Equipping teams with the technology to confidently act, adjust and decide on the fly is core to building agility, resiliency and accountability into factory operations, especially as permanent virtual work options become more likely.
Tapping tools that create a single, shareable view of supply chain information and standardize and automate work processes enables teams to streamline their efforts, focus and mobilize in stressful times. These advanced tools allow every team member to clearly understand the current state of inventory in the factory, critical shortages, supplier status and performance, the urgent actions they need to take to resolve issues, and more.
Every manager has more control over team performance with insight into wins, risks, results and progress on tasks and actions, where workloads may need to be rebalanced, which team members need support, and more.
Research shows productivity gains of 30%-40% await the companies that invest in digital infrastructure and data integration. The transformation also empowers employees to focus on more strategic work, which has a direct impact on manufacturing effectiveness, talent retention and business growth.
Inventory Optimization Goes Virtual
With remote work here to stay in some capacity even after the pandemic lifts, automotive manufacturers can take comfort in the fact that operating with dispersed teams doesn’t mean sacrificing productivity, efficiency and performance.
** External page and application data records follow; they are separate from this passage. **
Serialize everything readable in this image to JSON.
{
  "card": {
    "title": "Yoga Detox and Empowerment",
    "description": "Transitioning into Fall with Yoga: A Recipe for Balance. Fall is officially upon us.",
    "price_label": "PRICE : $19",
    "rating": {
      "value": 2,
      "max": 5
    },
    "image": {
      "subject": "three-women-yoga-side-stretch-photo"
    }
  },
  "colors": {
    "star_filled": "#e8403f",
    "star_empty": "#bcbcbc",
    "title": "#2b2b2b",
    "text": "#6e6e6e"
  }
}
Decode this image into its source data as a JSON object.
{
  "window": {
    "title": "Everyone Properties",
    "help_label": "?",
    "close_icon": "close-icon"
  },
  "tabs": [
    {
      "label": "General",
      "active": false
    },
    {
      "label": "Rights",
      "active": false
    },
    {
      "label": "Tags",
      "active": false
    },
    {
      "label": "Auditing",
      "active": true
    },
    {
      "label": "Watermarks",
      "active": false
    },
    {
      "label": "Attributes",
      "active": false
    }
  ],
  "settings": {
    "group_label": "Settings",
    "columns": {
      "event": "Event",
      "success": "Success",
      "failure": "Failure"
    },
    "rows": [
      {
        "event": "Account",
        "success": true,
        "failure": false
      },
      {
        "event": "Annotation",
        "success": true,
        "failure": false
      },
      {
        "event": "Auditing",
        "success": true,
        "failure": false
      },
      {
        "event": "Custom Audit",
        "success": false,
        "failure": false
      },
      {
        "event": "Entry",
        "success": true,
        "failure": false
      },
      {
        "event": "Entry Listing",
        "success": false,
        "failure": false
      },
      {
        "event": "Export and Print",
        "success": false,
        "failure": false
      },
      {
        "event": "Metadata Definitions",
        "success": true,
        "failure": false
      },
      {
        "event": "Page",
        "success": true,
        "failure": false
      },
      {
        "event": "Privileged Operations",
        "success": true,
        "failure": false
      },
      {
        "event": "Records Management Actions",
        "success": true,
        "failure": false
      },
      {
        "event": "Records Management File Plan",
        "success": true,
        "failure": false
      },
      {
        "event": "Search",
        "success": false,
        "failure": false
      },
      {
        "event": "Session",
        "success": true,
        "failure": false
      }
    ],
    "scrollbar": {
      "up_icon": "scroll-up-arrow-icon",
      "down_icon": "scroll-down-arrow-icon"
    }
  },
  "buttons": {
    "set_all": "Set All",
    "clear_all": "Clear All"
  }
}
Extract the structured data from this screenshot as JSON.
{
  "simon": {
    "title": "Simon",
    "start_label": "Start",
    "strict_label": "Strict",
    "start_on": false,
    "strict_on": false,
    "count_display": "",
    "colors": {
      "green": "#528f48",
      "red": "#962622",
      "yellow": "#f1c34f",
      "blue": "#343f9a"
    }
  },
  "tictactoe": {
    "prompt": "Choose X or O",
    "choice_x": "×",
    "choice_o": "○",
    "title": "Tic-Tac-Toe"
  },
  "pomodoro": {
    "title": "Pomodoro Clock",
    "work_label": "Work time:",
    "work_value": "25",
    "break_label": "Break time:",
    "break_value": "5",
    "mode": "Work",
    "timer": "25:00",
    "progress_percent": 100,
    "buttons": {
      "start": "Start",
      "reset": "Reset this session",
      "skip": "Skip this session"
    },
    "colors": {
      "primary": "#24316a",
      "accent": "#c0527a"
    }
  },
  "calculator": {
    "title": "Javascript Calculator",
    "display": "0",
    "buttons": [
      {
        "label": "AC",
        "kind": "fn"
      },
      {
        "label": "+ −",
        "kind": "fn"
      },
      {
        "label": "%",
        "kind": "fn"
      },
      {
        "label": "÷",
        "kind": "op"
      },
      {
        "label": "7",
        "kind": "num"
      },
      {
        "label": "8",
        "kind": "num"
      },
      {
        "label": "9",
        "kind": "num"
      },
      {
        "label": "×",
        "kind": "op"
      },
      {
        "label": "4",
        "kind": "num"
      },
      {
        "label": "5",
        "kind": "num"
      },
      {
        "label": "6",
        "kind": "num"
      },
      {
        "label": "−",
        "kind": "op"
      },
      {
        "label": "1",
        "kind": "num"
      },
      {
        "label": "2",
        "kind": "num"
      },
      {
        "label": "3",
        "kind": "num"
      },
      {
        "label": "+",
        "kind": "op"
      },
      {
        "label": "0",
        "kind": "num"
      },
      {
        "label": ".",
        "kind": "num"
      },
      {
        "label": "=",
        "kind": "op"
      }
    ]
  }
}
In fact, flexible work environments can be a differentiator for companies that have the right digital infrastructure.
By making investments incrementally – and in critical areas such as inventory optimization – the factory can find resilience and success while keeping their employees safe, supported and satisfied.
Richard Lebovitz (pictured above, left) is the founder and CEO of LeanDNA, a provider of factory-focused inventory optimization solutions.